===== The records =====

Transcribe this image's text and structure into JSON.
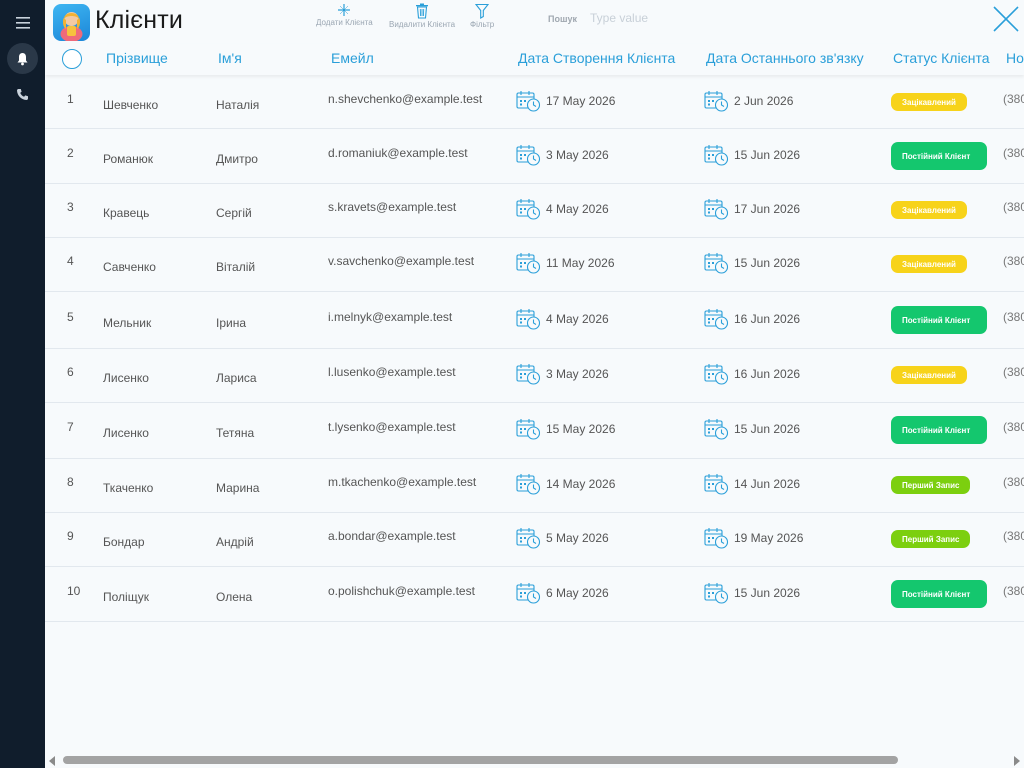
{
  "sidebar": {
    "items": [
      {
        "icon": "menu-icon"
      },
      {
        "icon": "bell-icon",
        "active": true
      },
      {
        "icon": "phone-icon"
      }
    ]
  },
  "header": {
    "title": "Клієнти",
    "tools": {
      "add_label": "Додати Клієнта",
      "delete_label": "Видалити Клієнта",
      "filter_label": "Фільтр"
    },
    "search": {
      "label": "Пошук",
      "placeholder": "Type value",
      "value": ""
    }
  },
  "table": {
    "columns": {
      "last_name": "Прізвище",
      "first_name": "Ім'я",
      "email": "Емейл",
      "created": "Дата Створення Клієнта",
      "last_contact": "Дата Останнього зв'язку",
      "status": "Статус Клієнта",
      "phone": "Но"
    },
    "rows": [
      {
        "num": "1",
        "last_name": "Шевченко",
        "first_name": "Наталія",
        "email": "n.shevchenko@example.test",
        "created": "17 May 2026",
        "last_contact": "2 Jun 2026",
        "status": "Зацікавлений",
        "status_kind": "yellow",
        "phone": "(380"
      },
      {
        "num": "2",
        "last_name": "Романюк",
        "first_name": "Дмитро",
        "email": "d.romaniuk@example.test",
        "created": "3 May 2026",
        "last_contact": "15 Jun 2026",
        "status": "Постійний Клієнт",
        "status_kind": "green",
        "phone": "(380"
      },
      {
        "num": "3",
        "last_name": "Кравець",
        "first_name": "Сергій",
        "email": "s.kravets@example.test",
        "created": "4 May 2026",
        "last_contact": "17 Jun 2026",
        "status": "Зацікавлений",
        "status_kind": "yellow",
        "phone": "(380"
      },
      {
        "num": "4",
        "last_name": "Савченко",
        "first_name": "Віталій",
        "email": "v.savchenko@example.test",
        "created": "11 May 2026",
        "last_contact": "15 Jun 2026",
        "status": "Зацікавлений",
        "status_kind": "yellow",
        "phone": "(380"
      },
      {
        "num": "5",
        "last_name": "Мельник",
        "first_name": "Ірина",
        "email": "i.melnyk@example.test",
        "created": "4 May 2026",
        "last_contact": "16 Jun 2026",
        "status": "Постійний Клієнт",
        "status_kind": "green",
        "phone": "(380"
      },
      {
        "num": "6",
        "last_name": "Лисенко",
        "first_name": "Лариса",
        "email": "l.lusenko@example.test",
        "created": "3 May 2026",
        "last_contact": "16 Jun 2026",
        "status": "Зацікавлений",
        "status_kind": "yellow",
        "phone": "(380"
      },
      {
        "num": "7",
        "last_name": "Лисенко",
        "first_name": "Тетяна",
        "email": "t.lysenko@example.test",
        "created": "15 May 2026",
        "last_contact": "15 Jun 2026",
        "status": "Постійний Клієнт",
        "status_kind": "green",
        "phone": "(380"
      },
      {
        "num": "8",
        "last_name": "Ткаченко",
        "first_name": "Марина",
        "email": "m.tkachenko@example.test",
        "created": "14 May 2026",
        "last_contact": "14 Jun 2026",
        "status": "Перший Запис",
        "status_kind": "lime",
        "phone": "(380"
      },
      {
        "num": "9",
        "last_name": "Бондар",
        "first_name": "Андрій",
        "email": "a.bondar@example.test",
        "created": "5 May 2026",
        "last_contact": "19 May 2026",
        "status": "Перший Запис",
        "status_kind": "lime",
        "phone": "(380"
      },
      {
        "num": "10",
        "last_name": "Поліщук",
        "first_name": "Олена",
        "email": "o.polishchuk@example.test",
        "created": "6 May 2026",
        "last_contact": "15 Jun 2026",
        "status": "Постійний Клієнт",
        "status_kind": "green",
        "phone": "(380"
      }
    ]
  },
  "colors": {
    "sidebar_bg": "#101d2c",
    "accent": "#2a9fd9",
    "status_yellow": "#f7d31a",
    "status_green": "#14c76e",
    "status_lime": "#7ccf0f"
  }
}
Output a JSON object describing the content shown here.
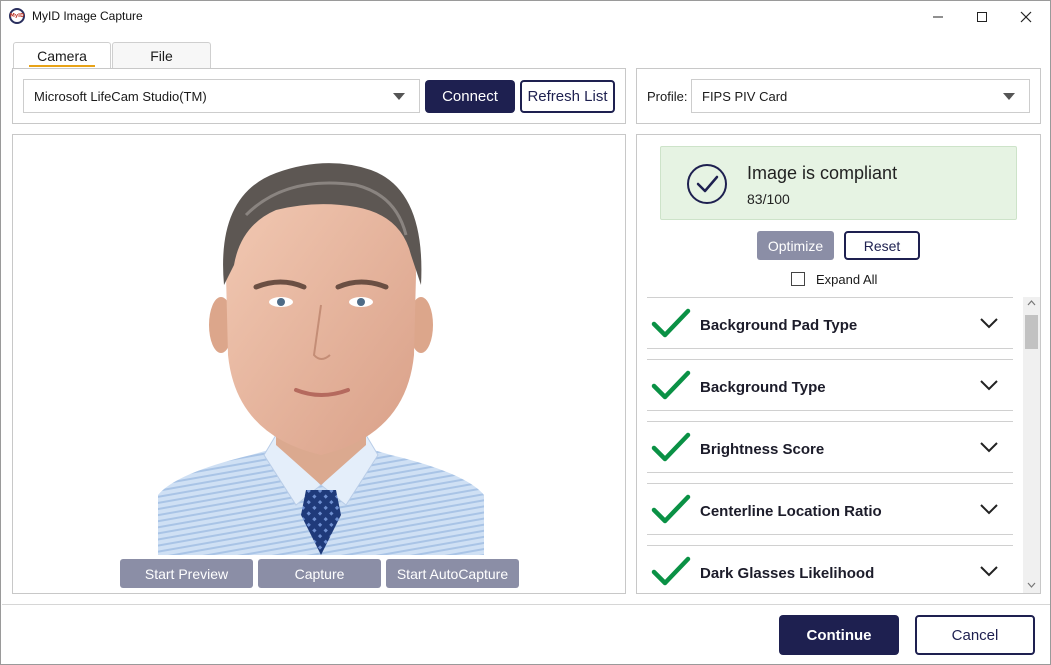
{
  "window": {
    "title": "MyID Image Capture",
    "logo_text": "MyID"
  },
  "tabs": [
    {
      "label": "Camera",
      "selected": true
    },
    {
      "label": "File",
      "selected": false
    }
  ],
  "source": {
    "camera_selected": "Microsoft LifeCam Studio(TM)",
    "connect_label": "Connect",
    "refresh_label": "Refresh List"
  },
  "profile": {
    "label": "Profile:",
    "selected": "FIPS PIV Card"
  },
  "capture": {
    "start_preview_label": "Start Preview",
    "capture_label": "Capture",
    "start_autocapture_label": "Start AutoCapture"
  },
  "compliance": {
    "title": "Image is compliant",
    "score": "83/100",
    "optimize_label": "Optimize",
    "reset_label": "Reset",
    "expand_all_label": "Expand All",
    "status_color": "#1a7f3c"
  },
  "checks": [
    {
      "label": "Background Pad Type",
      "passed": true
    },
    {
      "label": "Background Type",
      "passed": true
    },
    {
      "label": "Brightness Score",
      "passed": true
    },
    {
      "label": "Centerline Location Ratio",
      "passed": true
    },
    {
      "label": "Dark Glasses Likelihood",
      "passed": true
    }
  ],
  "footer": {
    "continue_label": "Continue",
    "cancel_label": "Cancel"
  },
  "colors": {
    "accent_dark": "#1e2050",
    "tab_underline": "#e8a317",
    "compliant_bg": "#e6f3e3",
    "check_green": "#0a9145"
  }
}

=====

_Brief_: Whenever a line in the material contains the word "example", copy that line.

_Solution below_:
        "email": "n.shevchenko@example.test",
        "email": "d.romaniuk@example.test",
        "email": "s.kravets@example.test",
        "email": "v.savchenko@example.test",
        "email": "i.melnyk@example.test",
        "email": "l.lusenko@example.test",
        "email": "t.lysenko@example.test",
        "email": "m.tkachenko@example.test",
        "email": "a.bondar@example.test",
        "email": "o.polishchuk@example.test",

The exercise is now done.